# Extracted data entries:
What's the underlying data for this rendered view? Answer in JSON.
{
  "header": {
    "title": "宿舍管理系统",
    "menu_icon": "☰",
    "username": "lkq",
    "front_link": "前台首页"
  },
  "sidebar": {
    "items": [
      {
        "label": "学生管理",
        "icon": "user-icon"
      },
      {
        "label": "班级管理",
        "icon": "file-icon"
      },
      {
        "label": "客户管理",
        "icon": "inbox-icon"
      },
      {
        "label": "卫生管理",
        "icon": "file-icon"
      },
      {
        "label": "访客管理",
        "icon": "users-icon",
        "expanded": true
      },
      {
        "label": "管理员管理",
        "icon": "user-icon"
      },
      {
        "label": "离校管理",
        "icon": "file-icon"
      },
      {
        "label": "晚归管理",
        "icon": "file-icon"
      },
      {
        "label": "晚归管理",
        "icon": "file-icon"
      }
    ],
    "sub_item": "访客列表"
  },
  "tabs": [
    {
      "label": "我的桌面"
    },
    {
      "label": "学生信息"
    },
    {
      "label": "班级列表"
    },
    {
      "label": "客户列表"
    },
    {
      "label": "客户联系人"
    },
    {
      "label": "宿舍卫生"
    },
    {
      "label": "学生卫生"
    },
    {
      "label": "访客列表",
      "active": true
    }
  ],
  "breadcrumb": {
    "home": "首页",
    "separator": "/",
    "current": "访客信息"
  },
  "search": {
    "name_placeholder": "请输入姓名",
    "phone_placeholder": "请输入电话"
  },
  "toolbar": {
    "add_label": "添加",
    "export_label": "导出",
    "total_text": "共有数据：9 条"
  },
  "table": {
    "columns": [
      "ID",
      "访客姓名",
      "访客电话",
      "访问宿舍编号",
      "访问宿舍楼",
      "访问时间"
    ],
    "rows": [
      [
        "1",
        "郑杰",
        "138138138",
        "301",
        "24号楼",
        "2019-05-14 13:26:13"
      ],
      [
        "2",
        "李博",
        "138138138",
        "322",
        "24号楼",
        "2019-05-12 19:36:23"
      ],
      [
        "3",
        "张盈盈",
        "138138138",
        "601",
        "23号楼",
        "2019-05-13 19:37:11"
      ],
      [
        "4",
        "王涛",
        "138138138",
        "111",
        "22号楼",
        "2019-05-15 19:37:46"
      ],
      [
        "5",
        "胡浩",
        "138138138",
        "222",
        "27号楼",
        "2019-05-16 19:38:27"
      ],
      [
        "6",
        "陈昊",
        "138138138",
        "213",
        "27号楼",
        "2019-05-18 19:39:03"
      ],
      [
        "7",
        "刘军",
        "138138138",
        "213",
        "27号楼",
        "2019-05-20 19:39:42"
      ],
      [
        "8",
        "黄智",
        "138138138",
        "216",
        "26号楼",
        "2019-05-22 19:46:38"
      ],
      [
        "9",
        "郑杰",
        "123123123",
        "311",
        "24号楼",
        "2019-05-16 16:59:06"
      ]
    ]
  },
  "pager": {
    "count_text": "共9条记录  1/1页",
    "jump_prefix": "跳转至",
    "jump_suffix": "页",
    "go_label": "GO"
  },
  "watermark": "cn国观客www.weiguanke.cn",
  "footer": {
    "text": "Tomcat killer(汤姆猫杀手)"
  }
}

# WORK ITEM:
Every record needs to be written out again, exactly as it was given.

# SOLUTION FOR THIS TASK:
What's the underlying data for this rendered view? Answer in JSON.
{
  "header": {
    "title": "宿舍管理系统",
    "menu_icon": "☰",
    "username": "lkq",
    "front_link": "前台首页"
  },
  "sidebar": {
    "items": [
      {
        "label": "学生管理",
        "icon": "user-icon"
      },
      {
        "label": "班级管理",
        "icon": "file-icon"
      },
      {
        "label": "客户管理",
        "icon": "inbox-icon"
      },
      {
        "label": "卫生管理",
        "icon": "file-icon"
      },
      {
        "label": "访客管理",
        "icon": "users-icon",
        "expanded": true
      },
      {
        "label": "管理员管理",
        "icon": "user-icon"
      },
      {
        "label": "离校管理",
        "icon": "file-icon"
      },
      {
        "label": "晚归管理",
        "icon": "file-icon"
      },
      {
        "label": "晚归管理",
        "icon": "file-icon"
      }
    ],
    "sub_item": "访客列表"
  },
  "tabs": [
    {
      "label": "我的桌面"
    },
    {
      "label": "学生信息"
    },
    {
      "label": "班级列表"
    },
    {
      "label": "客户列表"
    },
    {
      "label": "客户联系人"
    },
    {
      "label": "宿舍卫生"
    },
    {
      "label": "学生卫生"
    },
    {
      "label": "访客列表",
      "active": true
    }
  ],
  "breadcrumb": {
    "home": "首页",
    "separator": "/",
    "current": "访客信息"
  },
  "search": {
    "name_placeholder": "请输入姓名",
    "phone_placeholder": "请输入电话"
  },
  "toolbar": {
    "add_label": "添加",
    "export_label": "导出",
    "total_text": "共有数据：9 条"
  },
  "table": {
    "columns": [
      "ID",
      "访客姓名",
      "访客电话",
      "访问宿舍编号",
      "访问宿舍楼",
      "访问时间"
    ],
    "rows": [
      [
        "1",
        "郑杰",
        "138138138",
        "301",
        "24号楼",
        "2019-05-14 13:26:13"
      ],
      [
        "2",
        "李博",
        "138138138",
        "322",
        "24号楼",
        "2019-05-12 19:36:23"
      ],
      [
        "3",
        "张盈盈",
        "138138138",
        "601",
        "23号楼",
        "2019-05-13 19:37:11"
      ],
      [
        "4",
        "王涛",
        "138138138",
        "111",
        "22号楼",
        "2019-05-15 19:37:46"
      ],
      [
        "5",
        "胡浩",
        "138138138",
        "222",
        "27号楼",
        "2019-05-16 19:38:27"
      ],
      [
        "6",
        "陈昊",
        "138138138",
        "213",
        "27号楼",
        "2019-05-18 19:39:03"
      ],
      [
        "7",
        "刘军",
        "138138138",
        "213",
        "27号楼",
        "2019-05-20 19:39:42"
      ],
      [
        "8",
        "黄智",
        "138138138",
        "216",
        "26号楼",
        "2019-05-22 19:46:38"
      ],
      [
        "9",
        "郑杰",
        "123123123",
        "311",
        "24号楼",
        "2019-05-16 16:59:06"
      ]
    ]
  },
  "pager": {
    "count_text": "共9条记录  1/1页",
    "jump_prefix": "跳转至",
    "jump_suffix": "页",
    "go_label": "GO"
  },
  "watermark": "cn国观客www.weiguanke.cn",
  "footer": {
    "text": "Tomcat killer(汤姆猫杀手)"
  }
}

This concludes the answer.